Tuesday, August 29, 2006

It Sucks, It Really Does

I'm referring, of course, to my wound vac, "vac" being short for Vacuum-Assisted Closure. I got hooked up today. It looks like I have the navel of a space alien, with this big black blob (that's the sponge) compressed by the "negative pressure" (read vacuum) over my more normal human navel. A tube leads out of that and into a canister, and through vacuum pressure the drainage that is keeping the wound from closing is sucked out and deposited in the canister, which is changed when it's full and disposed of as medical waste. At the same time, the vacuum sucks up healthy cells from elsewhere in the body and deposits them into the wound cavity, which speeds up healing (by how much, I'm not entirely sure. Weeks, anyway).

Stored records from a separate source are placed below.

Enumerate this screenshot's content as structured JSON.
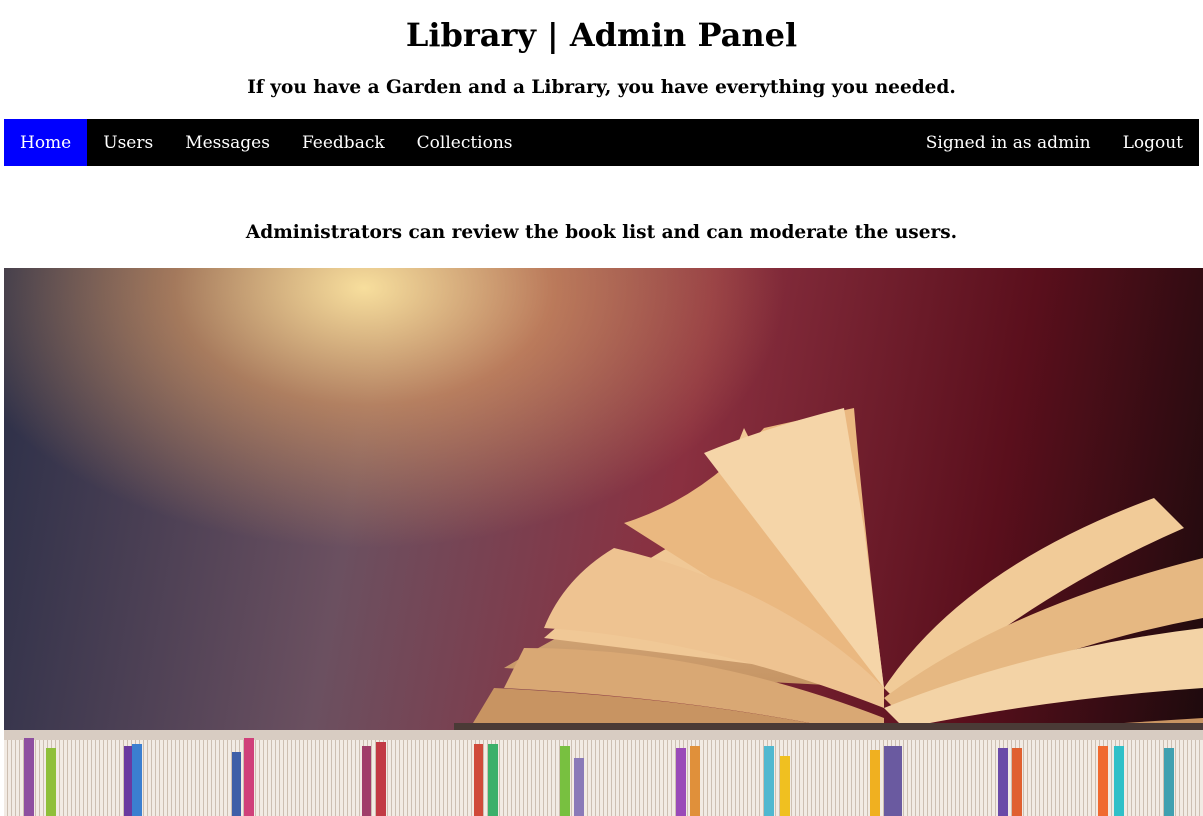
{
  "header": {
    "title": "Library | Admin Panel",
    "tagline": "If you have a Garden and a Library, you have everything you needed."
  },
  "nav": {
    "left_items": [
      {
        "label": "Home",
        "active": true
      },
      {
        "label": "Users",
        "active": false
      },
      {
        "label": "Messages",
        "active": false
      },
      {
        "label": "Feedback",
        "active": false
      },
      {
        "label": "Collections",
        "active": false
      }
    ],
    "signed_in_text": "Signed in as admin",
    "logout_label": "Logout"
  },
  "main": {
    "intro": "Administrators can review the book list and can moderate the users."
  },
  "colors": {
    "nav_background": "#000000",
    "nav_active": "#0000ff",
    "nav_text": "#ffffff"
  }
}
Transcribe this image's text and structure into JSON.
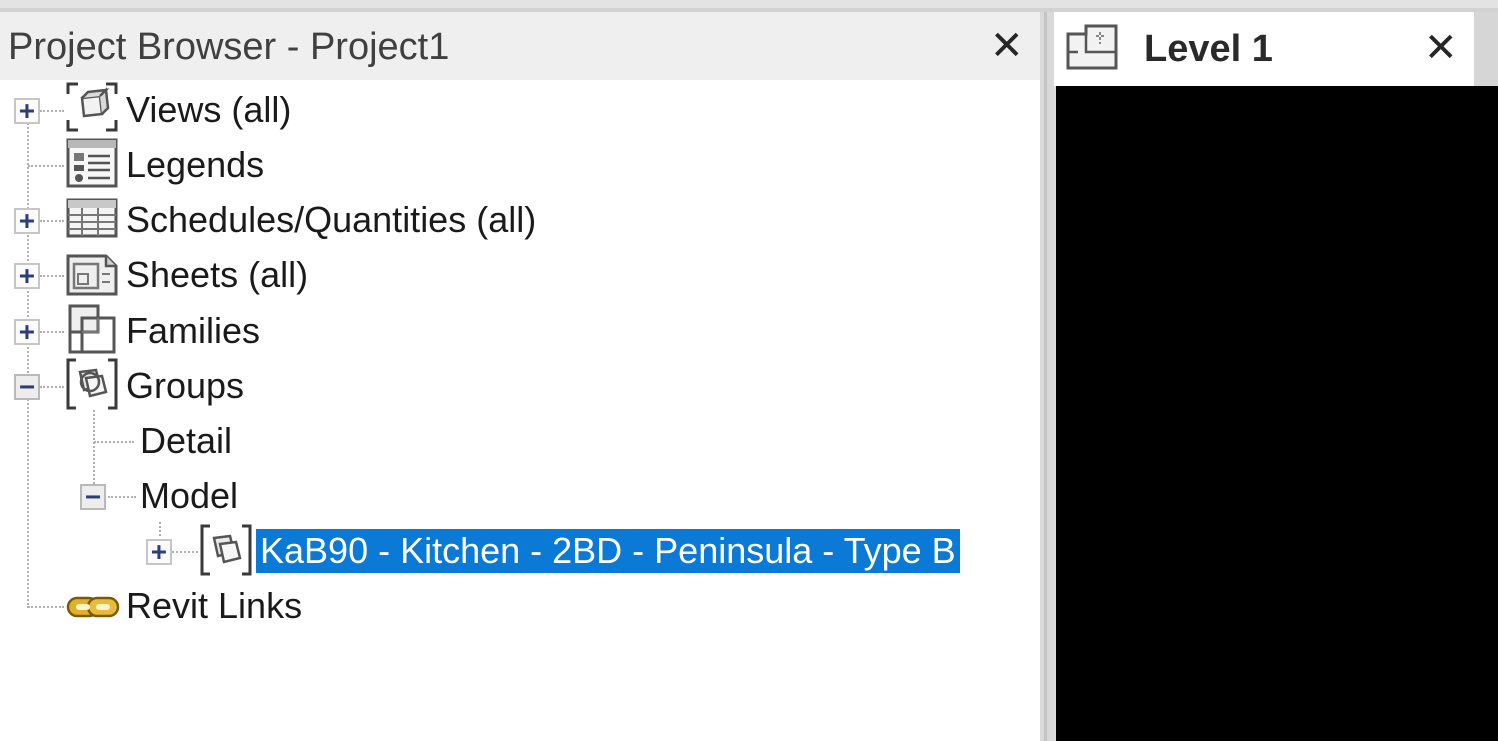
{
  "browser": {
    "title": "Project Browser - Project1",
    "close_label": "✕"
  },
  "view_tab": {
    "title": "Level 1",
    "close_label": "✕"
  },
  "tree": {
    "views": {
      "label": "Views (all)",
      "expander": "+"
    },
    "legends": {
      "label": "Legends"
    },
    "schedules": {
      "label": "Schedules/Quantities (all)",
      "expander": "+"
    },
    "sheets": {
      "label": "Sheets (all)",
      "expander": "+"
    },
    "families": {
      "label": "Families",
      "expander": "+"
    },
    "groups": {
      "label": "Groups",
      "expander": "−"
    },
    "detail": {
      "label": "Detail"
    },
    "model": {
      "label": "Model",
      "expander": "−"
    },
    "group_item": {
      "label": "KaB90 - Kitchen - 2BD - Peninsula - Type B",
      "expander": "+",
      "selected": true
    },
    "revit_links": {
      "label": "Revit Links"
    }
  },
  "colors": {
    "selection": "#0b79d6",
    "canvas": "#000000",
    "links_icon": "#d4a017"
  },
  "icons": {
    "views": "views-icon",
    "legends": "legends-icon",
    "schedules": "schedule-icon",
    "sheets": "sheet-icon",
    "families": "families-icon",
    "groups": "group-icon",
    "group_item": "group-icon",
    "revit_links": "link-icon",
    "view_tab": "floor-plan-icon"
  }
}
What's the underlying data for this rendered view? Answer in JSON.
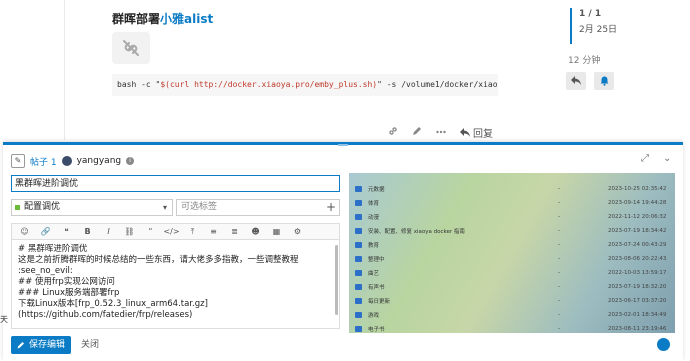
{
  "post": {
    "title_prefix": "群晖部署",
    "title_link": "小雅alist",
    "code_text_before": "bash -c \"",
    "code_string": "$(curl http://docker.xiaoya.pro/emby_plus.sh)",
    "code_text_after": "\" -s /volume1/docker/xiaoya-m"
  },
  "post_actions": {
    "reply_label": "回复"
  },
  "timeline": {
    "position": "1 / 1",
    "date": "2月 25日",
    "ago": "12 分钟"
  },
  "composer": {
    "reply_label": "帖子 1",
    "username": "yangyang",
    "title_value": "黑群晖进阶调优",
    "category": "配置调优",
    "category_color": "#6dbb3b",
    "tags_placeholder": "可选标签",
    "editor_text": "# 黑群晖进阶调优\n这是之前折腾群晖的时候总结的一些东西，请大佬多多指教，一些调整教程\n:see_no_evil:\n## 使用frp实现公网访问\n### Linux服务端部署frp\n下载Linux版本[frp_0.52.3_linux_arm64.tar.gz]\n(https://github.com/fatedier/frp/releases)",
    "save_label": "保存编辑",
    "close_label": "关闭",
    "accent_color": "#0a7bc4"
  },
  "preview": {
    "rows": [
      {
        "name": "元数据",
        "size": "-",
        "date": "2023-10-25 02:35:42"
      },
      {
        "name": "体育",
        "size": "-",
        "date": "2023-09-14 19:44:28"
      },
      {
        "name": "动漫",
        "size": "-",
        "date": "2022-11-12 20:06:32"
      },
      {
        "name": "安装、配置、修复 xiaoya docker 指南",
        "size": "-",
        "date": "2023-07-19 18:34:42"
      },
      {
        "name": "教育",
        "size": "-",
        "date": "2023-07-24 00:43:29"
      },
      {
        "name": "整理中",
        "size": "-",
        "date": "2023-08-06 20:22:43"
      },
      {
        "name": "曲艺",
        "size": "-",
        "date": "2022-10-03 13:59:17"
      },
      {
        "name": "有声书",
        "size": "-",
        "date": "2023-07-19 18:32:20"
      },
      {
        "name": "每日更新",
        "size": "-",
        "date": "2023-06-17 03:37:20"
      },
      {
        "name": "游戏",
        "size": "-",
        "date": "2023-02-01 18:34:49"
      },
      {
        "name": "电子书",
        "size": "-",
        "date": "2023-08-11 23:19:46"
      }
    ]
  },
  "edge_text": "天"
}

The rest of the machine consists of a large battery pack that has to be charged up twelve hours out of 24, which leaves me with quite a bit of freedom, providing you don't mind toting the battery-pack-cum-canister everywhere you go. I'm most concerned, at this point, with how to manage the drainage tube when I settle down for the night, since I'm still sleeping in a recliner, and I don't want the tubing to get caught up in any of the chair mechanisms -- if it does, I run the risk of breaking the vacuum seal, and I don't want to do that because I'm not sure, yet, how to fix it.

It's not particularly painful, thank goodness, just a definite sense of pressure in the area of my navel, but I guess I'll get used to that. Nor is it especially noisy, which was one of my concerns; however, the noise it does make resembles nothing so much as, well, a quick fart. Do I really want to tote this thing into church with me??? ;-)

The alien-navel sponge gets changed three times a week; the canister is changed whenever it's full of drainage (they think that might happen once a week, with my wound); the whole healing process is supposed to take two months tops, which is just about the time I should be completely healed from the hysterectomy, or, as I've taken to calling it, the "hystericalectomy," because it just gets weirder and weirder. And once the procedure is complete, and I can confidently expect to resume what passes for my own life: